EU parliament presses Turkey on human rights

EU parliament presses Turkey on human rights

BRUSSELS, March 17 (Reuters) – Turkey must improve its record on human
rights and the rule of law before European Union member states start
talks with Ankara on adopting EU laws, the European Parliament said on

Turkey has been trying to join the EU for decades, and has faced
consistent calls to remedy human rights abuses. The bloc is due to
decide by the end of this year whether to set a date when accession
negotiations may begin.

The entry of any new member state requires the approval of the
parliament, but the assembly’s Foreign Affairs Committee made clear
Ankara had a long way to go — even though the Union is committed to
its eventual membership.

Deputies “criticised the continuing influence of the army in politics,
business, culture and education, continuing torture practices and
mistreatment, the intimidation and harassment of human rights
defenders, the discrimination of religious minorities and the fact
that trade union freedom is not fully secured,” they said in a

Deputies noted Turkey had made many important reforms since last year
to meet the membership criteria, and praised the government’s
political will to improve conditions, while saying reforms could only
be judged by how they were implemented.

Members of the parliament called on the EU’s executive Commission to
press Ankara on these issues.

“The Commission should, as part of the pre-accession strategy,
systematically address the shortcomings in the rule of law and the
democratic deficit,” the statement said.

The Foreign Affairs Committee insisted that settlement of the Cyprus
conflict was “an essential condition for progress” in Turkey’s
membership bid, and also urged Ankara to open its borders with

Cyprus has been divided since 1974 when troops from Turkey occupied
the north of the island in response to a coup in Nicosia engineered by
the junta then ruling Greece.

The United Nations is brokering reunification talks bringing together
Greece, Turkey, and Greek and Turkish Cypriots, to try to unite the
island before it joins the EU on May 1.

Turkey has no diplomatic relations with Armenia, independent since the
break up of the Soviet Union in 1991.

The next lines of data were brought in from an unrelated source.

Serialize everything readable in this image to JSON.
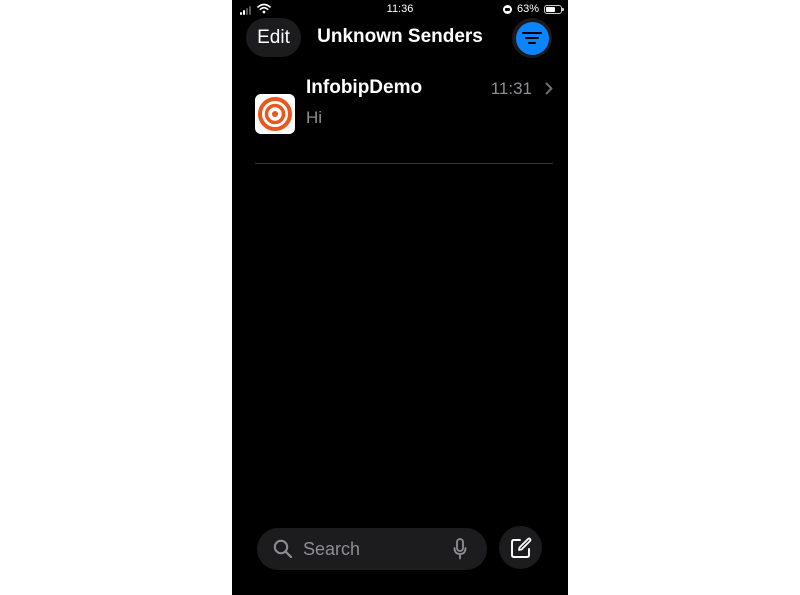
{
  "status_bar": {
    "time": "11:36",
    "battery_percent": "63%",
    "battery_level": 0.63
  },
  "nav": {
    "edit_label": "Edit",
    "title": "Unknown Senders",
    "filter_icon": "filter-lines-icon",
    "accent_color": "#0a84ff"
  },
  "messages": [
    {
      "sender": "InfobipDemo",
      "time": "11:31",
      "preview": "Hi",
      "avatar_color": "#e8581c"
    }
  ],
  "search": {
    "placeholder": "Search"
  },
  "icons": {
    "search": "search-icon",
    "mic": "microphone-icon",
    "compose": "compose-icon",
    "chevron": "chevron-right-icon"
  }
}
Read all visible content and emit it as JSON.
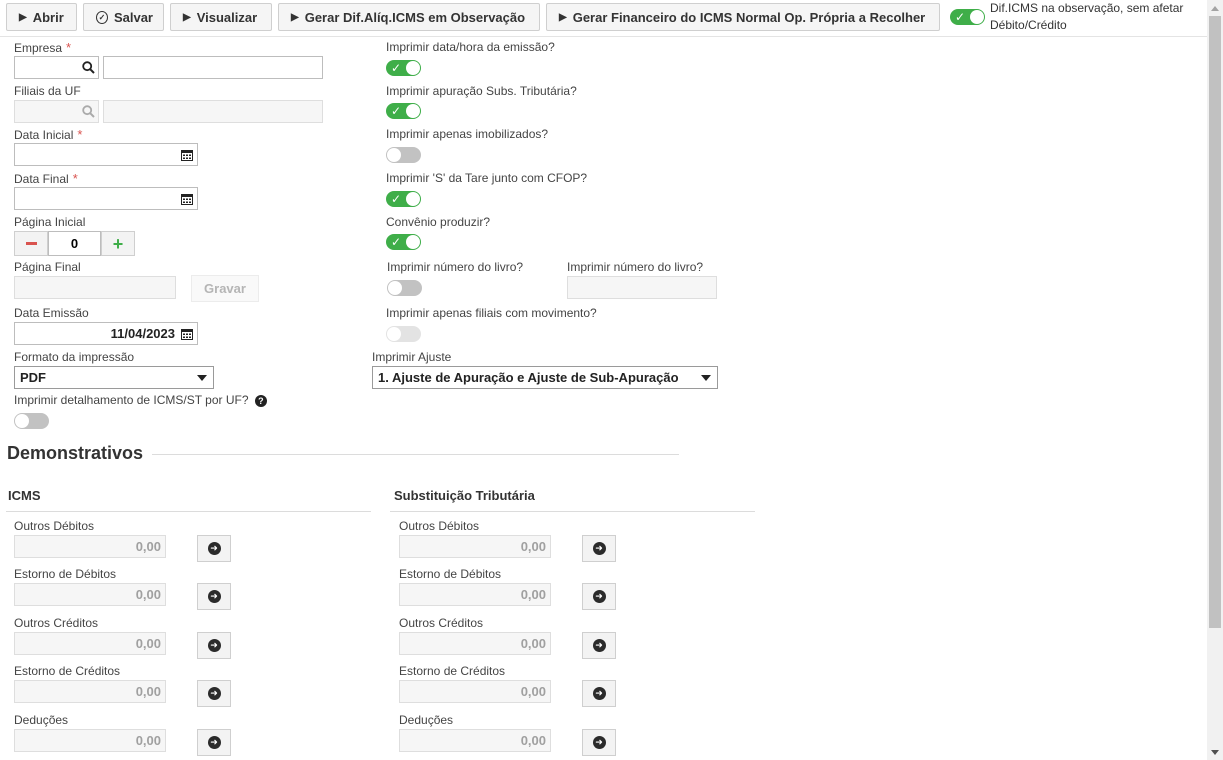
{
  "toolbar": {
    "open_label": "Abrir",
    "save_label": "Salvar",
    "preview_label": "Visualizar",
    "gen_dif_label": "Gerar Dif.Alíq.ICMS em Observação",
    "gen_fin_label": "Gerar Financeiro do ICMS Normal Op. Própria a Recolher",
    "dif_toggle_label_1": "Dif.ICMS na observação, sem afetar",
    "dif_toggle_label_2": "Débito/Crédito",
    "dif_toggle_state": "on"
  },
  "form": {
    "empresa_label": "Empresa",
    "empresa_code": "",
    "empresa_name": "",
    "filiais_label": "Filiais da UF",
    "data_inicial_label": "Data Inicial",
    "data_inicial_value": "",
    "data_final_label": "Data Final",
    "data_final_value": "",
    "pagina_inicial_label": "Página Inicial",
    "pagina_inicial_value": "0",
    "pagina_final_label": "Página Final",
    "gravar_label": "Gravar",
    "data_emissao_label": "Data Emissão",
    "data_emissao_value": "11/04/2023",
    "formato_label": "Formato da impressão",
    "formato_value": "PDF",
    "detalhamento_label": "Imprimir detalhamento de ICMS/ST por UF?",
    "detalhamento_state": "off"
  },
  "options": {
    "data_hora_label": "Imprimir data/hora da emissão?",
    "data_hora_state": "on",
    "subs_trib_label": "Imprimir apuração Subs. Tributária?",
    "subs_trib_state": "on",
    "imobilizados_label": "Imprimir apenas imobilizados?",
    "imobilizados_state": "off",
    "tare_label": "Imprimir 'S' da Tare junto com CFOP?",
    "tare_state": "on",
    "convenio_label": "Convênio produzir?",
    "convenio_state": "on",
    "num_livro_label": "Imprimir número do livro?",
    "num_livro_state": "off",
    "num_livro_label_2": "Imprimir número do livro?",
    "num_livro_value": "",
    "filiais_mov_label": "Imprimir apenas filiais com movimento?",
    "filiais_mov_state": "disabled",
    "ajuste_label": "Imprimir Ajuste",
    "ajuste_value": "1. Ajuste de Apuração e Ajuste de Sub-Apuração"
  },
  "demonstrativos": {
    "title": "Demonstrativos",
    "icms": {
      "title": "ICMS",
      "rows": [
        {
          "label": "Outros Débitos",
          "value": "0,00"
        },
        {
          "label": "Estorno de Débitos",
          "value": "0,00"
        },
        {
          "label": "Outros Créditos",
          "value": "0,00"
        },
        {
          "label": "Estorno de Créditos",
          "value": "0,00"
        },
        {
          "label": "Deduções",
          "value": "0,00"
        }
      ]
    },
    "st": {
      "title": "Substituição Tributária",
      "rows": [
        {
          "label": "Outros Débitos",
          "value": "0,00"
        },
        {
          "label": "Estorno de Débitos",
          "value": "0,00"
        },
        {
          "label": "Outros Créditos",
          "value": "0,00"
        },
        {
          "label": "Estorno de Créditos",
          "value": "0,00"
        },
        {
          "label": "Deduções",
          "value": "0,00"
        }
      ]
    }
  },
  "icons": {
    "play": "play-icon",
    "check_circle": "check-circle-icon",
    "search": "search-icon",
    "calendar": "calendar-icon",
    "minus": "minus-icon",
    "plus": "plus-icon",
    "question": "question-circle-icon",
    "arrow_right": "arrow-right-circle-icon"
  },
  "colors": {
    "toggle_on": "#3fae49",
    "toggle_off": "#c2c2c2",
    "required": "#d9534f",
    "minus": "#d9534f",
    "plus": "#3fae49"
  }
}
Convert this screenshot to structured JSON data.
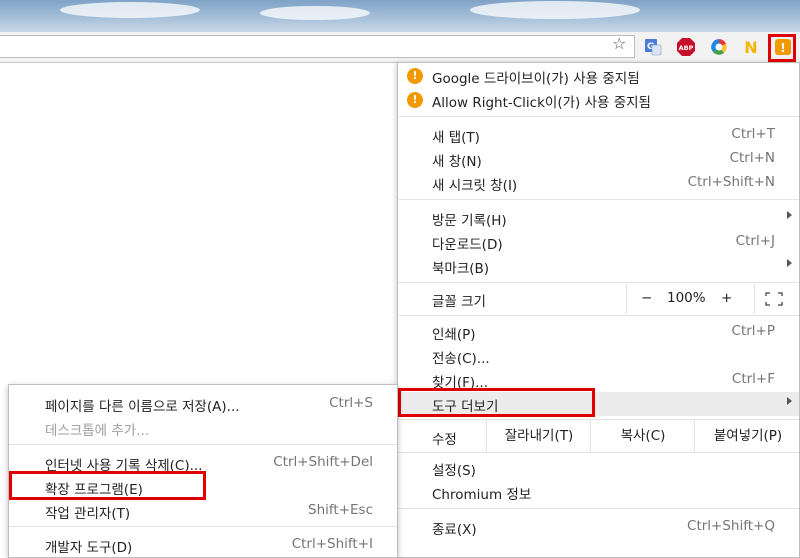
{
  "extensions": {
    "translate": "Gt",
    "adblock": "ABP",
    "notification": "N",
    "warning": "!"
  },
  "main_menu": {
    "warnings": [
      {
        "label": "Google 드라이브이(가) 사용 중지됨"
      },
      {
        "label": "Allow Right-Click이(가) 사용 중지됨"
      }
    ],
    "new_tab": {
      "label": "새 탭(T)",
      "shortcut": "Ctrl+T"
    },
    "new_window": {
      "label": "새 창(N)",
      "shortcut": "Ctrl+N"
    },
    "incognito": {
      "label": "새 시크릿 창(I)",
      "shortcut": "Ctrl+Shift+N"
    },
    "history": {
      "label": "방문 기록(H)"
    },
    "downloads": {
      "label": "다운로드(D)",
      "shortcut": "Ctrl+J"
    },
    "bookmarks": {
      "label": "북마크(B)"
    },
    "zoom": {
      "label": "글꼴 크기",
      "minus": "−",
      "value": "100%",
      "plus": "+"
    },
    "print": {
      "label": "인쇄(P)",
      "shortcut": "Ctrl+P"
    },
    "cast": {
      "label": "전송(C)..."
    },
    "find": {
      "label": "찾기(F)...",
      "shortcut": "Ctrl+F"
    },
    "more_tools": {
      "label": "도구 더보기"
    },
    "edit": {
      "label": "수정",
      "cut": "잘라내기(T)",
      "copy": "복사(C)",
      "paste": "붙여넣기(P)"
    },
    "settings": {
      "label": "설정(S)"
    },
    "about": {
      "label": "Chromium 정보"
    },
    "exit": {
      "label": "종료(X)",
      "shortcut": "Ctrl+Shift+Q"
    }
  },
  "submenu": {
    "save_as": {
      "label": "페이지를 다른 이름으로 저장(A)...",
      "shortcut": "Ctrl+S"
    },
    "add_desktop": {
      "label": "데스크톱에 추가..."
    },
    "clear_browsing": {
      "label": "인터넷 사용 기록 삭제(C)...",
      "shortcut": "Ctrl+Shift+Del"
    },
    "extensions": {
      "label": "확장 프로그램(E)"
    },
    "task_manager": {
      "label": "작업 관리자(T)",
      "shortcut": "Shift+Esc"
    },
    "dev_tools": {
      "label": "개발자 도구(D)",
      "shortcut": "Ctrl+Shift+I"
    }
  },
  "colors": {
    "highlight_box": "#e00000",
    "warning_badge": "#f29900"
  }
}
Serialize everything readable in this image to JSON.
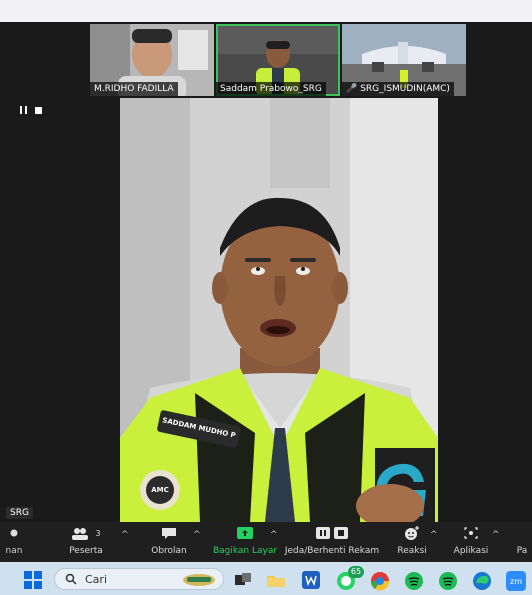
{
  "participants": [
    {
      "name": "M.RIDHO FADILLA",
      "muted": false
    },
    {
      "name": "Saddam Prabowo_SRG",
      "muted": false,
      "active": true
    },
    {
      "name": "SRG_ISMUDIN(AMC)",
      "muted": true
    }
  ],
  "main_speaker": {
    "vest_text": "SADDAM MUDHO P",
    "logo_text": "AMC"
  },
  "name_chip": "SRG",
  "toolbar": {
    "left_cut_label": "nan",
    "participants_label": "Peserta",
    "participants_count": "3",
    "chat_label": "Obrolan",
    "share_label": "Bagikan Layar",
    "record_label": "Jeda/Berhenti Rekam",
    "reactions_label": "Reaksi",
    "apps_label": "Aplikasi",
    "right_cut_label": "Pa"
  },
  "taskbar": {
    "search_placeholder": "Cari",
    "whatsapp_badge": "65"
  },
  "colors": {
    "share_green": "#23d160",
    "active_border": "#38c35b",
    "vest_yellow": "#c9f03a"
  }
}
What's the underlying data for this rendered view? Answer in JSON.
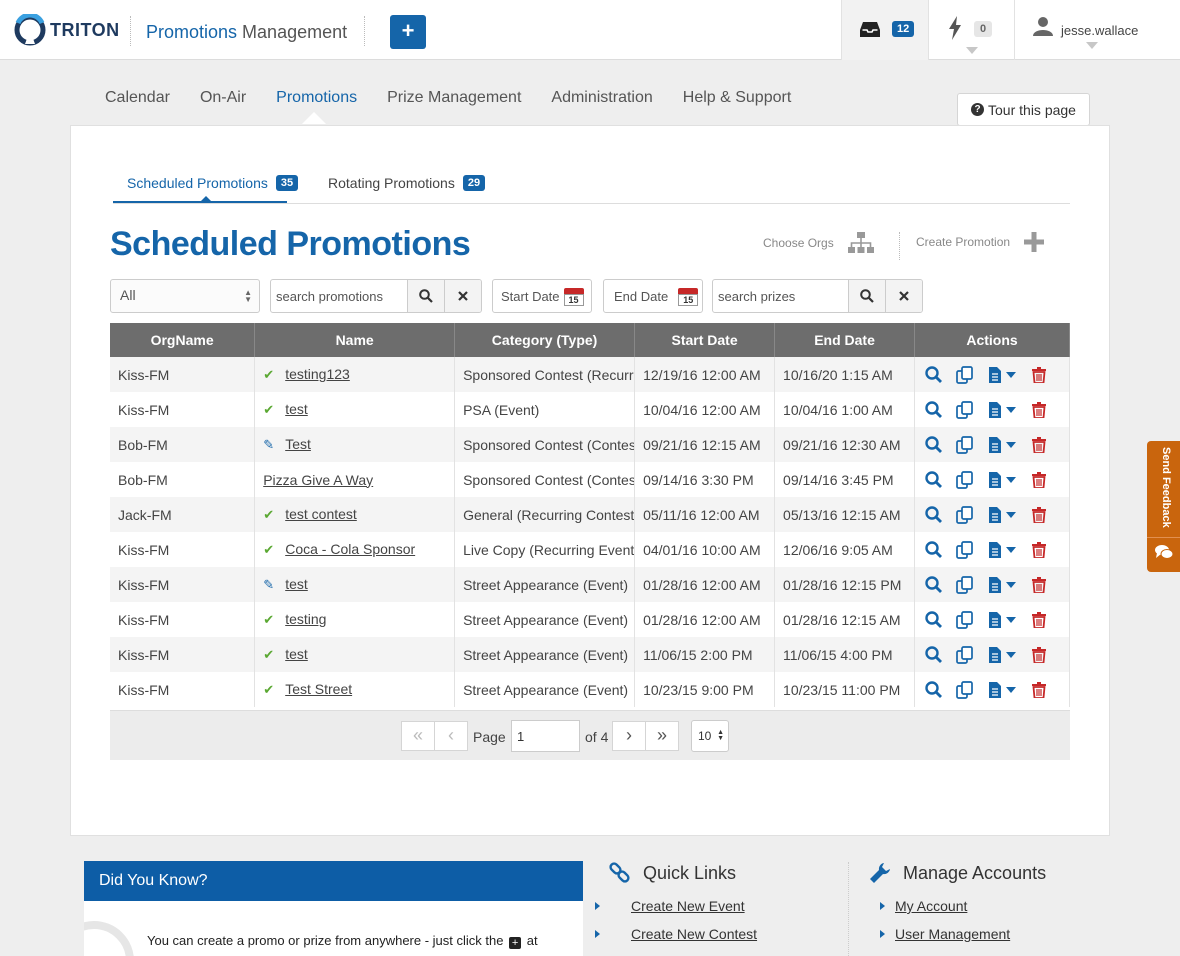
{
  "header": {
    "logo_text": "TRITON",
    "app_title_accent": "Promotions",
    "app_title_rest": " Management",
    "add_button": "+",
    "inbox_count": "12",
    "alerts_count": "0",
    "username": "jesse.wallace"
  },
  "nav": {
    "items": [
      "Calendar",
      "On-Air",
      "Promotions",
      "Prize Management",
      "Administration",
      "Help & Support"
    ],
    "active": "Promotions",
    "tour_label": "Tour this page"
  },
  "subtabs": [
    {
      "label": "Scheduled Promotions",
      "count": "35"
    },
    {
      "label": "Rotating Promotions",
      "count": "29"
    }
  ],
  "page": {
    "title": "Scheduled Promotions",
    "choose_orgs": "Choose Orgs",
    "create_promotion": "Create Promotion"
  },
  "filters": {
    "org_select": "All",
    "search_promotions_placeholder": "search promotions",
    "start_date_placeholder": "Start Date",
    "end_date_placeholder": "End Date",
    "search_prizes_placeholder": "search prizes",
    "calendar_day": "15"
  },
  "table": {
    "columns": [
      "OrgName",
      "Name",
      "Category (Type)",
      "Start Date",
      "End Date",
      "Actions"
    ],
    "rows": [
      {
        "org": "Kiss-FM",
        "status": "check",
        "name": "testing123",
        "category": "Sponsored Contest (Recurring Contest)",
        "start": "12/19/16 12:00 AM",
        "end": "10/16/20 1:15 AM"
      },
      {
        "org": "Kiss-FM",
        "status": "check",
        "name": "test",
        "category": "PSA (Event)",
        "start": "10/04/16 12:00 AM",
        "end": "10/04/16 1:00 AM"
      },
      {
        "org": "Bob-FM",
        "status": "pencil",
        "name": "Test",
        "category": "Sponsored Contest (Contest)",
        "start": "09/21/16 12:15 AM",
        "end": "09/21/16 12:30 AM"
      },
      {
        "org": "Bob-FM",
        "status": "none",
        "name": "Pizza Give A Way",
        "category": "Sponsored Contest (Contest)",
        "start": "09/14/16 3:30 PM",
        "end": "09/14/16 3:45 PM"
      },
      {
        "org": "Jack-FM",
        "status": "check",
        "name": "test contest",
        "category": "General (Recurring Contest)",
        "start": "05/11/16 12:00 AM",
        "end": "05/13/16 12:15 AM"
      },
      {
        "org": "Kiss-FM",
        "status": "check",
        "name": "Coca - Cola Sponsor",
        "category": "Live Copy (Recurring Event)",
        "start": "04/01/16 10:00 AM",
        "end": "12/06/16 9:05 AM"
      },
      {
        "org": "Kiss-FM",
        "status": "pencil",
        "name": "test",
        "category": "Street Appearance (Event)",
        "start": "01/28/16 12:00 AM",
        "end": "01/28/16 12:15 PM"
      },
      {
        "org": "Kiss-FM",
        "status": "check",
        "name": "testing",
        "category": "Street Appearance (Event)",
        "start": "01/28/16 12:00 AM",
        "end": "01/28/16 12:15 AM"
      },
      {
        "org": "Kiss-FM",
        "status": "check",
        "name": "test",
        "category": "Street Appearance (Event)",
        "start": "11/06/15 2:00 PM",
        "end": "11/06/15 4:00 PM"
      },
      {
        "org": "Kiss-FM",
        "status": "check",
        "name": "Test Street",
        "category": "Street Appearance (Event)",
        "start": "10/23/15 9:00 PM",
        "end": "10/23/15 11:00 PM"
      }
    ]
  },
  "pager": {
    "page_label": "Page",
    "page_value": "1",
    "of_label": "of 4",
    "per_page": "10"
  },
  "feedback": {
    "label": "Send Feedback"
  },
  "did_you_know": {
    "title": "Did You Know?",
    "text": "You can create a promo or prize from anywhere - just click the",
    "text_after": "at"
  },
  "quick_links": {
    "title": "Quick Links",
    "items": [
      "Create New Event",
      "Create New Contest"
    ]
  },
  "manage_accounts": {
    "title": "Manage Accounts",
    "items": [
      "My Account",
      "User Management"
    ]
  },
  "colors": {
    "brand_blue": "#1565a9",
    "header_grey": "#6d6d6d",
    "danger": "#c62828",
    "success": "#5aa832",
    "feedback_orange": "#c9650d"
  }
}
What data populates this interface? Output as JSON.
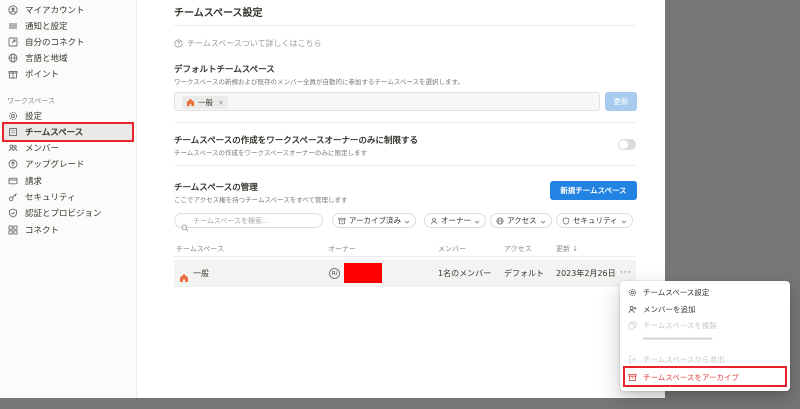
{
  "sidebar": {
    "top_items": [
      {
        "label": "マイアカウント",
        "icon": "user-circle-icon"
      },
      {
        "label": "通知と設定",
        "icon": "settings-lines-icon"
      },
      {
        "label": "自分のコネクト",
        "icon": "external-link-icon"
      },
      {
        "label": "言語と地域",
        "icon": "globe-icon"
      },
      {
        "label": "ポイント",
        "icon": "gift-icon"
      }
    ],
    "section_label": "ワークスペース",
    "workspace_items": [
      {
        "label": "設定",
        "icon": "gear-icon"
      },
      {
        "label": "チームスペース",
        "icon": "building-icon"
      },
      {
        "label": "メンバー",
        "icon": "people-icon"
      },
      {
        "label": "アップグレード",
        "icon": "arrow-up-circle-icon"
      },
      {
        "label": "請求",
        "icon": "credit-card-icon"
      },
      {
        "label": "セキュリティ",
        "icon": "key-icon"
      },
      {
        "label": "認証とプロビジョン",
        "icon": "shield-icon"
      },
      {
        "label": "コネクト",
        "icon": "grid-icon"
      }
    ]
  },
  "main": {
    "title": "チームスペース設定",
    "help_link": "チームスペースついて詳しくはこちら",
    "default_section": {
      "title": "デフォルトチームスペース",
      "description": "ワークスペースの新規および既存のメンバー全員が自動的に参加するチームスペースを選択します。",
      "chip_label": "一般",
      "chip_remove": "×",
      "update_button": "更新"
    },
    "restrict_section": {
      "title": "チームスペースの作成をワークスペースオーナーのみに制限する",
      "description": "チームスペースの作成をワークスペースオーナーのみに限定します",
      "toggle_on": false
    },
    "manage_section": {
      "title": "チームスペースの管理",
      "description": "ここでアクセス権を持つチームスペースをすべて管理します",
      "new_button": "新規チームスペース",
      "search_placeholder": "チームスペースを検索...",
      "filters": [
        {
          "label": "アーカイブ済み",
          "icon": "archive-icon"
        },
        {
          "label": "オーナー",
          "icon": "person-icon"
        },
        {
          "label": "アクセス",
          "icon": "globe-icon"
        },
        {
          "label": "セキュリティ",
          "icon": "shield-icon"
        }
      ]
    },
    "table": {
      "headers": [
        "チームスペース",
        "オーナー",
        "メンバー",
        "アクセス",
        "更新 ↓"
      ],
      "rows": [
        {
          "name": "一般",
          "owner_initial": "Ri",
          "members": "1名のメンバー",
          "access": "デフォルト",
          "updated": "2023年2月26日",
          "more": "···"
        }
      ]
    }
  },
  "context_menu": {
    "items": [
      {
        "label": "チームスペース設定",
        "icon": "gear-icon",
        "enabled": true
      },
      {
        "label": "メンバーを追加",
        "icon": "add-person-icon",
        "enabled": true
      },
      {
        "label": "チームスペースを複製",
        "icon": "copy-icon",
        "enabled": false
      },
      {
        "label": "チームスペースから退出",
        "icon": "exit-icon",
        "enabled": false
      },
      {
        "label": "チームスペースをアーカイブ",
        "icon": "archive-icon",
        "enabled": true,
        "danger": true
      }
    ]
  },
  "colors": {
    "accent": "#2383e2",
    "accent_disabled": "#a7cbee",
    "danger": "#e03e3e",
    "highlight": "#e3242b",
    "redaction": "#ff0000"
  }
}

Armenians say 1.5 million people were killed in a 1915-1918 campaign
to expel them from eastern Turkey, calling it genocide, a charge
Turkey denies.

03/17/04 11:46 ET